» Exercise prompt
Pick out the lines below with "Next" and list them.

» Input data
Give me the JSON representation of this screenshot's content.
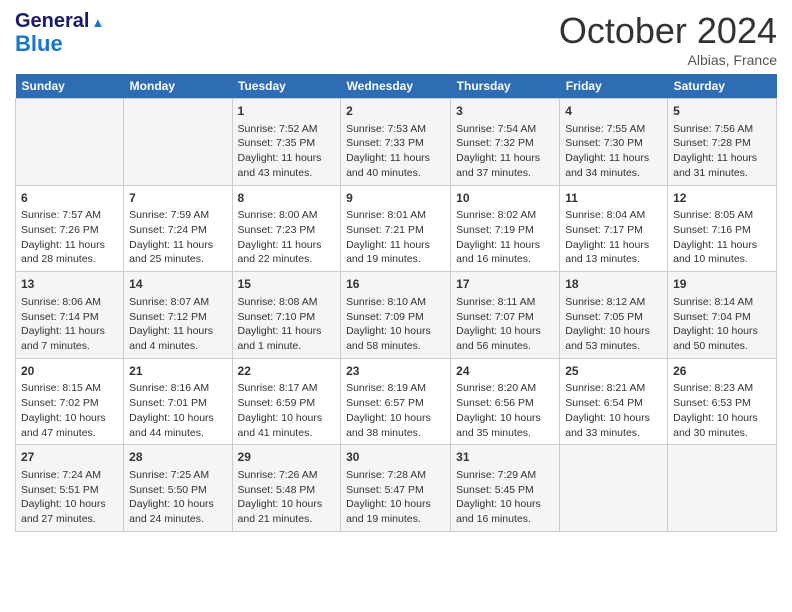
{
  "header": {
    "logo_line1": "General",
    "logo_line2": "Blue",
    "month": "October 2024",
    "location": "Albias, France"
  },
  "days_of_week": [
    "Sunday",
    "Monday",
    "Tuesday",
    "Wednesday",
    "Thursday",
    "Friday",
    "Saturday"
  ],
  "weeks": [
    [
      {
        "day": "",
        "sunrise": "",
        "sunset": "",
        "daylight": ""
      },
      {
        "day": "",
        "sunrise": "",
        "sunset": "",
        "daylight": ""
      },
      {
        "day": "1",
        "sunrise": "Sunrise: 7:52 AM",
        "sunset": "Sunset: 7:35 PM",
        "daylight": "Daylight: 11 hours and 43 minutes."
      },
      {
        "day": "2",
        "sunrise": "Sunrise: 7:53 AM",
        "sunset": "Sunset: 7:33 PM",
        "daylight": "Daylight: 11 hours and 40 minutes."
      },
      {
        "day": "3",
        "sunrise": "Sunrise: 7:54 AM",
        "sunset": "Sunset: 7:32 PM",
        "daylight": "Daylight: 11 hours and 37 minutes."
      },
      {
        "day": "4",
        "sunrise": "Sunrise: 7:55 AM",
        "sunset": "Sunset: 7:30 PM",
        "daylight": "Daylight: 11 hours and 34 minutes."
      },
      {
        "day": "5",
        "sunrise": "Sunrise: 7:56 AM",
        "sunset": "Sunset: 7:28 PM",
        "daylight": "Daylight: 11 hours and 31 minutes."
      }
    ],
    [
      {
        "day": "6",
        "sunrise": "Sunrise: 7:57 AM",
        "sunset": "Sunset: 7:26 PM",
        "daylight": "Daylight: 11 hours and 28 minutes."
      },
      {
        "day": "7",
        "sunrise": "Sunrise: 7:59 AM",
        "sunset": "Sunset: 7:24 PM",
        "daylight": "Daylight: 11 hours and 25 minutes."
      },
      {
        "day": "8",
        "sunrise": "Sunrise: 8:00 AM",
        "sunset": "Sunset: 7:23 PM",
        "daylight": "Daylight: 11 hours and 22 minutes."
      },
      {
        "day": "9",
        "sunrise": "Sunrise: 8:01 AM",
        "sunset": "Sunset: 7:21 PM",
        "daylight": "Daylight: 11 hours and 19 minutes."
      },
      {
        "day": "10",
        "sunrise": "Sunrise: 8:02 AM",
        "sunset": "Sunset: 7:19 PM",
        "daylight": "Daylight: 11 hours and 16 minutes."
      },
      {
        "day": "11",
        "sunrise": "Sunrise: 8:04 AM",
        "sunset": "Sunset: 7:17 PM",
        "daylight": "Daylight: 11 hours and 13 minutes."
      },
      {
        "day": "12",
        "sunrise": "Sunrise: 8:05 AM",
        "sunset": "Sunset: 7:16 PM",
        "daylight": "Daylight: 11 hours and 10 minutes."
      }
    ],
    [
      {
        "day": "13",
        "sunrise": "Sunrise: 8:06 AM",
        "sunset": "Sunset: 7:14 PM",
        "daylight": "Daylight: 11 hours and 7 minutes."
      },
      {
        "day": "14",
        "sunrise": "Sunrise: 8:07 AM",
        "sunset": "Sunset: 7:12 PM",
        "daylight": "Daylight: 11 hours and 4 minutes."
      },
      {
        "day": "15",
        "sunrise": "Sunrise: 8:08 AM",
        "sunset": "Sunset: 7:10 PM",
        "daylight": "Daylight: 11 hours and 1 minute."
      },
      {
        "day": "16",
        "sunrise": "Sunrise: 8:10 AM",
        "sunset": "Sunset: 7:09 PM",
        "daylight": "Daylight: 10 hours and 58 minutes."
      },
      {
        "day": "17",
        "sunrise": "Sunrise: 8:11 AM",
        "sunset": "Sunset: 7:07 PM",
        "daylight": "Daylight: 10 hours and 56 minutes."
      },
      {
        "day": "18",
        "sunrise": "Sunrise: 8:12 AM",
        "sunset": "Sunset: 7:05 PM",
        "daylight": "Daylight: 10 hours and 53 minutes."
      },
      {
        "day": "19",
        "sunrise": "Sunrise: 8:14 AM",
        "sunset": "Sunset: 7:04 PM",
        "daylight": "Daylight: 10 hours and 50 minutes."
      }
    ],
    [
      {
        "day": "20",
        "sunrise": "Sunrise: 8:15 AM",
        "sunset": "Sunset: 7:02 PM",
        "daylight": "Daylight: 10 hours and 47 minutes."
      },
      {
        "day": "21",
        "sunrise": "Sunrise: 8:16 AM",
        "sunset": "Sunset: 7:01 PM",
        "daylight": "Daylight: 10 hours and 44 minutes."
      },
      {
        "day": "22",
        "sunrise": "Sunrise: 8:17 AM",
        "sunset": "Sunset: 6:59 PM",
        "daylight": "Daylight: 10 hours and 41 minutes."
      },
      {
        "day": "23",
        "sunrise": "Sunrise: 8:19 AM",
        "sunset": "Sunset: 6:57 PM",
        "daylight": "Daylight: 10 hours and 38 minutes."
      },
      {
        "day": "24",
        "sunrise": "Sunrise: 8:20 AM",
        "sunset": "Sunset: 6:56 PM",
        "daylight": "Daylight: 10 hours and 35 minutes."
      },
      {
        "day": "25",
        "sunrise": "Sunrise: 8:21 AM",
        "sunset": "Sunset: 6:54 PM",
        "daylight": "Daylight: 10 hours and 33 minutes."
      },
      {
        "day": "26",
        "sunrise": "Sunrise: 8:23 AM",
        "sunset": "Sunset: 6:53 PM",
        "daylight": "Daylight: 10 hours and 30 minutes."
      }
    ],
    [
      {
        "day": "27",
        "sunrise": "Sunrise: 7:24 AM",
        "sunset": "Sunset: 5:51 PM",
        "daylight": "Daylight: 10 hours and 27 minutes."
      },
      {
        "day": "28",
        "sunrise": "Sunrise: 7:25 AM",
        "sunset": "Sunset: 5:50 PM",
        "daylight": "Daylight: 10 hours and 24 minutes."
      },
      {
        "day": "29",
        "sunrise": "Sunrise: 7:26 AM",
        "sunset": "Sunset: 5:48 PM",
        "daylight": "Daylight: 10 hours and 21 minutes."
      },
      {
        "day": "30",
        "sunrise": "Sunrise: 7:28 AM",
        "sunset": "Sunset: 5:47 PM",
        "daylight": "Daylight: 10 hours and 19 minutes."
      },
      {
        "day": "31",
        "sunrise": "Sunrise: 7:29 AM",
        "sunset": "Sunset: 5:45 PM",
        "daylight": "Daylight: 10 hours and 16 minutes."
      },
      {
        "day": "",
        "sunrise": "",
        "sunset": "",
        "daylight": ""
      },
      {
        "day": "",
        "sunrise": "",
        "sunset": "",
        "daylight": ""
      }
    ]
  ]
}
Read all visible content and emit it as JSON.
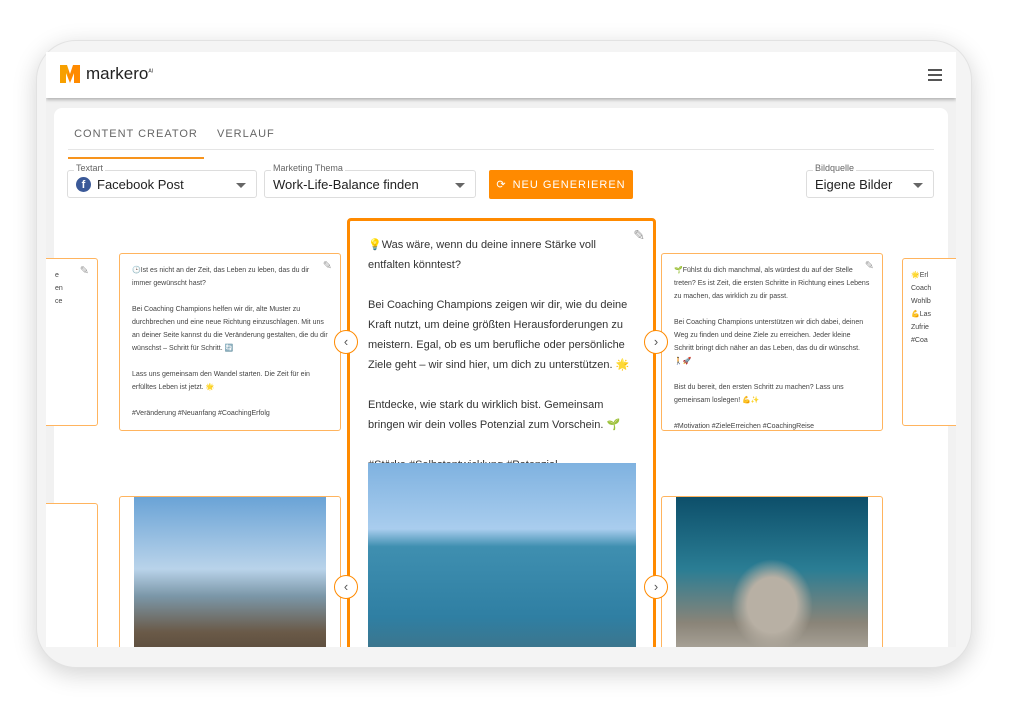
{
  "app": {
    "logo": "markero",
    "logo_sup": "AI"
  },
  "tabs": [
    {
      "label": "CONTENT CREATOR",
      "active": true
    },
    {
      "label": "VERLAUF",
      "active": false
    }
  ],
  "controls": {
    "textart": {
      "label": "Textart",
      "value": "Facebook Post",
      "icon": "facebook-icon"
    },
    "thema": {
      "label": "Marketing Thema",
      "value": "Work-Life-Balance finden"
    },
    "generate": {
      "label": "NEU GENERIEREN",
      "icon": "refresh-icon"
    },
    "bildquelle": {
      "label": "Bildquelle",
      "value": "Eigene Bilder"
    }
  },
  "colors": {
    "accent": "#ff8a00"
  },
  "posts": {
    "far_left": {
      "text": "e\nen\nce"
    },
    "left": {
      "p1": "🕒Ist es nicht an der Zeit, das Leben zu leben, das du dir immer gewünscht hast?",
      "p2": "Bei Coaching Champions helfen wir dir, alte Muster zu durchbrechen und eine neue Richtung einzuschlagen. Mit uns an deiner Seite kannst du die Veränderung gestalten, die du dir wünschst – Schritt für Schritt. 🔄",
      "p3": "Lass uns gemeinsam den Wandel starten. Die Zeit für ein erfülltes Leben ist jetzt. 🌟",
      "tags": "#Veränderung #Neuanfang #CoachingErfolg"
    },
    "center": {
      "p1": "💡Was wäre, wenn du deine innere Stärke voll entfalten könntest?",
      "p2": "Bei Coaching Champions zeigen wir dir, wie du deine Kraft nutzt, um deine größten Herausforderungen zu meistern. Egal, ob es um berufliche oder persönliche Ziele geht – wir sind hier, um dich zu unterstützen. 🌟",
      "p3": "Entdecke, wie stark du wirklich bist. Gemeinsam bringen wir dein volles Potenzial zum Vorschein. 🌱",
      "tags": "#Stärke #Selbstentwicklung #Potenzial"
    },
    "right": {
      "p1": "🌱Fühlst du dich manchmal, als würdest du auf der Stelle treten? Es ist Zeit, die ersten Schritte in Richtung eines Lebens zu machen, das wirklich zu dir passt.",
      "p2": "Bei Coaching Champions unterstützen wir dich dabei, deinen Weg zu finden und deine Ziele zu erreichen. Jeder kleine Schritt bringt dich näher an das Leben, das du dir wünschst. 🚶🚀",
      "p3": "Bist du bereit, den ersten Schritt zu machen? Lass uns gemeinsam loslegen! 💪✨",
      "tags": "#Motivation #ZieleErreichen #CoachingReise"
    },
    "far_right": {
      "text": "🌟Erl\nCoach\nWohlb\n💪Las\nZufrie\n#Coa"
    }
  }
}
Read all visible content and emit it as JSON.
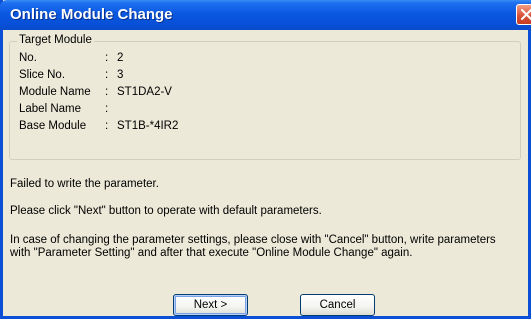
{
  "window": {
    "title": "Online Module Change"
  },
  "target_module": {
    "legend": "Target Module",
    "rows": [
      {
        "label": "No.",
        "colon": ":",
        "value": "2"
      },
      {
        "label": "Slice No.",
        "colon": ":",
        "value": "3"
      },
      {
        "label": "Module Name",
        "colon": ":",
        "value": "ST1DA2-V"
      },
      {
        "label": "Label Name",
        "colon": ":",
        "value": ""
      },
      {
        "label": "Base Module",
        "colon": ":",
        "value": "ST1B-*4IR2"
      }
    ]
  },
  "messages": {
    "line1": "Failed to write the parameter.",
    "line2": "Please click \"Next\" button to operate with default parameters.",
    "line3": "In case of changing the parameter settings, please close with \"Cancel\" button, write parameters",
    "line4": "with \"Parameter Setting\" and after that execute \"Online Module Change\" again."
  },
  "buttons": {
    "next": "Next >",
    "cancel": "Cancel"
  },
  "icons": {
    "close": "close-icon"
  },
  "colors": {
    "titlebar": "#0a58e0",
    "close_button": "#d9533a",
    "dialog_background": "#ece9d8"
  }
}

» Output of the exercise
    "line2": "Please click \"Next\" button to operate with default parameters.",
    "next": "Next >",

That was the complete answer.